TAIPEI, Taiwan – Harvard University will move a popular Chinese-language program from Beijing to Taipei amid a wide-spread chill in academic and cultural exchanges between the United States and China.
The program’s director, Jennifer L. Liu, told The Harvard Crimson that the move was prompted by a perceived lack of friendliness on the part of its host Chinese institution, Beijing Language and Culture University. Harry J. Pierre, a Harvard spokesman, said: “The planned relocation of this program from Beijing to Taiwan has been under consideration for some time and reflects a wide range of operational factors.”
“The program’s new location provides another opportunity for our instructors and students to broaden their educational experiences,” said Mr. Pierre, associate director of communications for Harvard’s continuing education division, said in an emailed statement.
Harvard, like many American universities, has a number of programs in China, including courses for executives and a training program led by its medical school for Chinese doctors and hospital leaders.
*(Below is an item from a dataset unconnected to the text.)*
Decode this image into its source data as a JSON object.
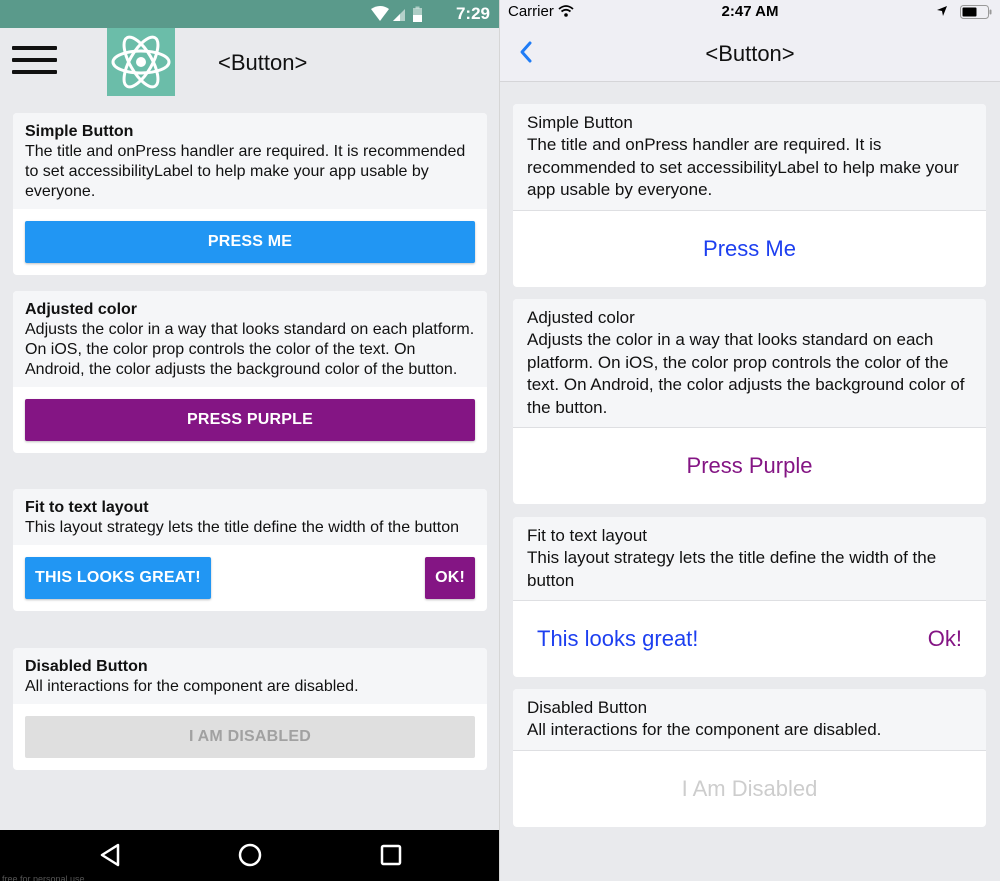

The summer language program — known as the Harvard Beijing Academy — allowed students not only to immerse themselves in advanced language studies, but also to travel around China and learn about its history and culture.
But Professor Liu said the program had encountered difficulties accessing the classrooms and dormitories needed by Beijing Language and Culture University, according to an account she provided to The Harvard Crimson, a student newspaper. She also said that in 2019 the Chinese university told the program it could no longer hold an annual gathering to celebrate the Fourth of July, where students and teachers typically ate pizza and sang the US national anthem.
Although China has put in place severe pandemic restrictions, with provinces quickly shutting down as coronavirus cases have increased, Professor Liu said she believed the unwelcome environment was linked to a shift in the Chinese government’s attitude toward US institutions.
When approached for comment, Ms. Liu a reporter to Mr. Pierre, the spokesman for Harvard. An employee of Beijing Language and Culture University declined to comment by phone on Tuesday.
Zhao Lijian, a spokesman for China’s foreign ministry, spoke about Harvard’s move during a routine news briefing on Wednesday. “China has always welcomed foreign students,” he said. “We oppose any attempt to politicize people-to-people exchanges.”
Taiwan — a self-governing island claimed by Beijing as a Chinese province — has long been a hub for Chinese language study among foreign diplomats, scholars and reporters, though that status has declined in recent decades as mainland China opened up. Mandarin Chinese is the main official language in Taiwan, but it uses the traditional written script, while the mainland uses simplified Chinese characters.
The Harvard program began in 2005 and initially cost $4,500. According to the Beijing Language and Culture University website, more than 1,000 students had participated in 2015. The program was canceled in 2020 and this year due to the pandemic. It is now slated to begin next summer under the name of Harvard Taipei Academy at National Taiwan University in Taipei. The new host institution said that in addition to offering language courses for eight weeks, the program would give the roughly 60 students the chance to visit attractions in Taiwan and participate in cultural activities such as Chinese calligraphy and paper-cutting workshops.
“It is hoped that in the free academic atmosphere of National Taiwan University, we can lay a solid Mandarin foundation for Harvard’s outstanding students,” the university said in a statement.
The move comes as ties between the United States and China have reached their lowest point in decades. Increasingly, tensions have also spilled over into human-to-human exchanges.
In 2020, the Trump administration suspended the government’s Fulbright program in mainland China and Hong Kong. The suspension came months after the Peace Corps abruptly announced it would end its China program. The withdrawal of the programs sparked criticism from some who claimed it cut off two key pipelines for Americans to better understand what was happening on the ground in China.
Joanne Ou, a spokeswoman for Taiwan’s foreign ministry, said the agency “believes that the democratic and liberal system and pluralistic society will enable young American students to better understand Taiwan and the Chinese-speaking world.”
She added: “Only in a free environment where speech is not censored can the best learning outcomes be achieved.”
William C. Kirby, professor of China Studies at Harvard and president of the Harvard Center Shanghai, emphasized that the decision to move was made “mainly for logistical reasons.” He added that the university continued to explore ways to maintain and deepen its other ties to China, despite the challenges of the country’s ongoing geopolitical tensions and strict virus-related border restrictions.
“Once before, in the early 1950s, lively ties between the United States and Chinese universities were severed, much to our mutual loss,” Professor Kirby said. “We can’t let that happen again.”
Paul Mozuro and Amy Chang Chien reporting contributed. Liu Yi research contributed.